## About this exercise
Reproduce the data exactly; no word may be added or dropped.

⁂

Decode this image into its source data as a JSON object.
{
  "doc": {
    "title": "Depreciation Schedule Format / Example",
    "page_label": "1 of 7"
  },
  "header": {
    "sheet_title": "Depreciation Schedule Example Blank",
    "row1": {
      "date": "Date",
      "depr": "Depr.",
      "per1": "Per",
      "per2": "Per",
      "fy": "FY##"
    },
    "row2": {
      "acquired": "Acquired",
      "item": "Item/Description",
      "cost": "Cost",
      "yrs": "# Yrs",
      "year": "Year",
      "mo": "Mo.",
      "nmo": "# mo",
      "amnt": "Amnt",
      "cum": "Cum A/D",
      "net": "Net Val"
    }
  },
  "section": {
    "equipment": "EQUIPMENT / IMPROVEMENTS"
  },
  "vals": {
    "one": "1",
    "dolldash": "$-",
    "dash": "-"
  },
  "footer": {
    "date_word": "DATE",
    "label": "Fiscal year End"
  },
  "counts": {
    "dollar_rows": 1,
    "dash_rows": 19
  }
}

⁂

## Response area
Decode this image into its source data as a JSON object.
{
  "doc": {
    "title": "Depreciation Schedule Format / Example",
    "page_label": "1 of 7"
  },
  "header": {
    "sheet_title": "Depreciation Schedule Example Blank",
    "row1": {
      "date": "Date",
      "depr": "Depr.",
      "per1": "Per",
      "per2": "Per",
      "fy": "FY##"
    },
    "row2": {
      "acquired": "Acquired",
      "item": "Item/Description",
      "cost": "Cost",
      "yrs": "# Yrs",
      "year": "Year",
      "mo": "Mo.",
      "nmo": "# mo",
      "amnt": "Amnt",
      "cum": "Cum A/D",
      "net": "Net Val"
    }
  },
  "section": {
    "equipment": "EQUIPMENT / IMPROVEMENTS"
  },
  "vals": {
    "one": "1",
    "dolldash": "$-",
    "dash": "-"
  },
  "footer": {
    "date_word": "DATE",
    "label": "Fiscal year End"
  },
  "counts": {
    "dollar_rows": 1,
    "dash_rows": 19
  }
}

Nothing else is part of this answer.